Ground breaking deal between Toronto and the Ontario Government

What you need to know

  •  $1.2 billion in new money for Toronto.
  • New subway -integrated transit projects
  • Increased police patrolling on subways
  • Expanding cellular services on subway lines.
  • New trains to operate on the TTC
  • $600m for shelters and refugee claimants.
  • Housing unites on provincially owned lands
  • The province takes over Gardiner Expressway and the DVP
  • City gives up Ont Place objections

Doug Ford on the deal

Mayor Chow on the Science centre

Ford on building more housing

Mayor Chow on Ontario place

Toronto city is getting a boost from the provincial government in a new deal.

by Hiba Al Zubaidi
 The Ontario government has agreed to provide the city of Toronto with up to $1.2 billion over the next three years.  Ontario Premier Doug Ford and Toronto Mayor Olivia Chow spoke at Queen’s Park on Monday to announce the deal.
“It is a great morning, I am thrilled to be here alongside Mayor Chow,” Ford told reporters, unveiling the “game-changing, historic” new deal.The funds will dedicate $330 million for new subway-integrated provincial transit projects, such as the Eglinton Crosstown LRT and the Finch West LRT.
A hug from Doug. The premier and mayor embrace their new deal.
There is a one time funding of $300 million to increase the number police officers on transit and expand cellular data service on board TTC subways. Fifty five new subway trains will also be added to Line 2 with a budget of over $750 million.
The deal also includes $600 million to support shelters and homelessness. That money however is conditional on federal support for refugee and asylum claimants. The province also promises to provide more housing on provincially owned land.
Chow said that as a result of the province’s new commitments, “the city will be able to spend millions more on affordable housing, fixing transit and build communities,” and offer hope to residents who are struggling.
The province will take over the Gardiner Expressway and the Don Valley Parkway maintenance.  In exchange for this, the city of Toronto “accepted” the province's full control over the planning of the redevelopment of Ontario Place.
Ontario Premier Doug Ford said he did not want to take control of the two roads but that it was the right thing to do.
“If anyone thinks I want the DVP or the Gardiner, no, I don’t,” he said Monday. “But that’s how responsibility works.”


Mayor Oliva Chow to give up on campaign promise

Broken promises

by Rostine Vahid

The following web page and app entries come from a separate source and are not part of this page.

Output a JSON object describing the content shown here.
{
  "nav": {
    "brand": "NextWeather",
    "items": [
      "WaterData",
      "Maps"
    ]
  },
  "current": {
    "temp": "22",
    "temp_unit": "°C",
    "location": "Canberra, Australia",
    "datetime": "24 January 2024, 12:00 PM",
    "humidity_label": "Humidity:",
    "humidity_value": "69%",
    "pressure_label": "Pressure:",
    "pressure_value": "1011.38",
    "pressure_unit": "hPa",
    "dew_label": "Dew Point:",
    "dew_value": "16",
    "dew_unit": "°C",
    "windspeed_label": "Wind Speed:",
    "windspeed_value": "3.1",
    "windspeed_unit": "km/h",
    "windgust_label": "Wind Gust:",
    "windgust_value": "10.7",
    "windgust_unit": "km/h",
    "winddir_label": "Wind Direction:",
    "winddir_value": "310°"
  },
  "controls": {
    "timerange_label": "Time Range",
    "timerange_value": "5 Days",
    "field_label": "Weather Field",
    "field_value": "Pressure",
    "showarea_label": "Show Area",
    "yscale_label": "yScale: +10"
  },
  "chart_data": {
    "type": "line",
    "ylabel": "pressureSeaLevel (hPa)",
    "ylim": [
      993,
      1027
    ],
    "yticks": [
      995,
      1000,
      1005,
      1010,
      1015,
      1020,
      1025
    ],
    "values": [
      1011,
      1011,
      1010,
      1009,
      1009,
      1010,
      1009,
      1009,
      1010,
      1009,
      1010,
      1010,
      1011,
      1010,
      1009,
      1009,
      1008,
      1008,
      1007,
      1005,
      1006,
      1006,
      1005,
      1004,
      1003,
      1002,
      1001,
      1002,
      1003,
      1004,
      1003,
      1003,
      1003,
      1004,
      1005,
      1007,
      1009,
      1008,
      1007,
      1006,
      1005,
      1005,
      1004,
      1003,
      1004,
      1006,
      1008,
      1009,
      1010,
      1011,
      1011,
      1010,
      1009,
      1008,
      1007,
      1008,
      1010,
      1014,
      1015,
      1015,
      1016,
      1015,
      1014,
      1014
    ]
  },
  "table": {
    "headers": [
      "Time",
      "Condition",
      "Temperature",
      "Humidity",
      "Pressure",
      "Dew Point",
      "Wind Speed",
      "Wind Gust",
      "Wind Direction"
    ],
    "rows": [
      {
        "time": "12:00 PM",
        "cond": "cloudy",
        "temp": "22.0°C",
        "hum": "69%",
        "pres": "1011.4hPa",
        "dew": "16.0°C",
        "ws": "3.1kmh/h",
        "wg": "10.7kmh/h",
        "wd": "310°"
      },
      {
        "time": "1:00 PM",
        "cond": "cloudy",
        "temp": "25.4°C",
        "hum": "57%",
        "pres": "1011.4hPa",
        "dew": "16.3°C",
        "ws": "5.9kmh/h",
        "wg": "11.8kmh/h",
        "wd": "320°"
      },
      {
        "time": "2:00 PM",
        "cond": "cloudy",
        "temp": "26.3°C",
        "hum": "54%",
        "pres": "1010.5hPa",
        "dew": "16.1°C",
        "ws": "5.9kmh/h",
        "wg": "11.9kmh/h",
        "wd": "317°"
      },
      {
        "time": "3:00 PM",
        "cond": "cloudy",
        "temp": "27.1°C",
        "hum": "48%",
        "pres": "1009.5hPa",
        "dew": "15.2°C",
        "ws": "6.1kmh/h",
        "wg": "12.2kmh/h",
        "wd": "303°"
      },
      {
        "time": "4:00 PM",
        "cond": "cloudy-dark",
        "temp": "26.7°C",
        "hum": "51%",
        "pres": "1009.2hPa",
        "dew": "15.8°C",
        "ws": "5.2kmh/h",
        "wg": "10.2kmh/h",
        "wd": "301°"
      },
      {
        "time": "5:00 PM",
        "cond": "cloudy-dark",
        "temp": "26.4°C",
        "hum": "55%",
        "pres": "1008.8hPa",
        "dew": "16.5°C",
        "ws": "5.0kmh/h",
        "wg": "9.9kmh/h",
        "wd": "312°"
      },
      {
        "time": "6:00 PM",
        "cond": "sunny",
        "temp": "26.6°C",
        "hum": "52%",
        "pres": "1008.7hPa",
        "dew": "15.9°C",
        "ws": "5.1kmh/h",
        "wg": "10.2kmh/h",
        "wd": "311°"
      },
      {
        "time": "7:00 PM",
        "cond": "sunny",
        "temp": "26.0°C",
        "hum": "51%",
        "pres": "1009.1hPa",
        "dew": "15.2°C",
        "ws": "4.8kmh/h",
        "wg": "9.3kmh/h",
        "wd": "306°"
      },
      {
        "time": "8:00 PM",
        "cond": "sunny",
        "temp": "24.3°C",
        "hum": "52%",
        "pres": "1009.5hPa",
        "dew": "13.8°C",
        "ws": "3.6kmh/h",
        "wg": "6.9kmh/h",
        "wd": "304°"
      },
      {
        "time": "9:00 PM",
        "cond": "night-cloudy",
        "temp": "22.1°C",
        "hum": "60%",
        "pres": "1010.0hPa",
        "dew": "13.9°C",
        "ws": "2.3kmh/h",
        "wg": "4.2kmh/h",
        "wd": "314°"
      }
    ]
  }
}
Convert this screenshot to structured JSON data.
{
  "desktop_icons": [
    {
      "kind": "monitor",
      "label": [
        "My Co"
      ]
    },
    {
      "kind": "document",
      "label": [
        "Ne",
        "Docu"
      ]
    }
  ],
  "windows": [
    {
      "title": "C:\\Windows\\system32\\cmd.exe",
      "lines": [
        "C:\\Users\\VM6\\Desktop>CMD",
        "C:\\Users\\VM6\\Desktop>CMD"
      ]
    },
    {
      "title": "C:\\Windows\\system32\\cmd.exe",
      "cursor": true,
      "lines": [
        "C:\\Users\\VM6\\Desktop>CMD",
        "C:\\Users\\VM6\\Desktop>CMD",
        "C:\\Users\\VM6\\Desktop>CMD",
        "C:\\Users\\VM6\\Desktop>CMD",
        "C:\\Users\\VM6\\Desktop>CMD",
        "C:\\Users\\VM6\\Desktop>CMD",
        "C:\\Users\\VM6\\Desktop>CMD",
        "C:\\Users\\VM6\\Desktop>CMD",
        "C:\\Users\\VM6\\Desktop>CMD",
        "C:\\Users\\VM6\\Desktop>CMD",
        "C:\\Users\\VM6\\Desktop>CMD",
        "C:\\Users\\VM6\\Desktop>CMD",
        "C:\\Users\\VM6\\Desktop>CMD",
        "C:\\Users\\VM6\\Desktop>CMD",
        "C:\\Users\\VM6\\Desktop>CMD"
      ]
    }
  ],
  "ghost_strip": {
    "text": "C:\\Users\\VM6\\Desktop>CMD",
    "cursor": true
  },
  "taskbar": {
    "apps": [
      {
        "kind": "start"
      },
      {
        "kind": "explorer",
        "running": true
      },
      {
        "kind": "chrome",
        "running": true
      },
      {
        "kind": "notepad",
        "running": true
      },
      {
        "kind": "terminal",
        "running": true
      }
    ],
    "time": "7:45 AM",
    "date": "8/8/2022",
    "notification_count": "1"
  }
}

After making it clear in her campaign Mayor Chow was against the proposed spa and waterpark at Ontario Place she has taken a step back in her fight against it in a bid to help the city. The City of Toronto and the Ontario government have come together to solve the city's biggest issue... struggling finances. The deal that was announced today would see Toronto upload control of the Gardiner Expressway and the Don Valley Parkway to the province. The deal would provide the city with up to 1.2 billion in operating costs over the next three years.

What was the reason?

Mayor Chow's reasons were clear for this decision in a press conference today she said “The city will be able to spend billions more on affordable housing, fixing transit and building communities with all the things we love in the neighbourhoods, whether it’s community centres, libraries, parks and all those things where people gather and where they feel they belong,” Chow said after being questioned on her change in tune about the Ontario place development. It is yet to been seen what people who supported Mayor Chow in her fight to stop the construction of Ontario place feel about this new deal but Chow seems to believe the benefits out way the cost of giving up on Ontario place.


Another place of conflict for the Ontario place was the proposed underground parking lot for the spa. Mayor Chow was clear that she is still going to try and work with Ford about moving the parking lot across the street to Exhibition Place.  This would open the existing parking lot for public use.  Ford seemed open to this idea saying “I’m pretty open to making changes and making sure everyone’s half happy "A step in furthering the partnership between the city and the province.


Another Toronto landmark the Science Centre was also discussed in this deal with both parties saying that they will try and find a way to keep the existing Science Centre in the neighbourhood that it has been in since 1969.

Be the first to comment

Leave a Reply

Your email address will not be published.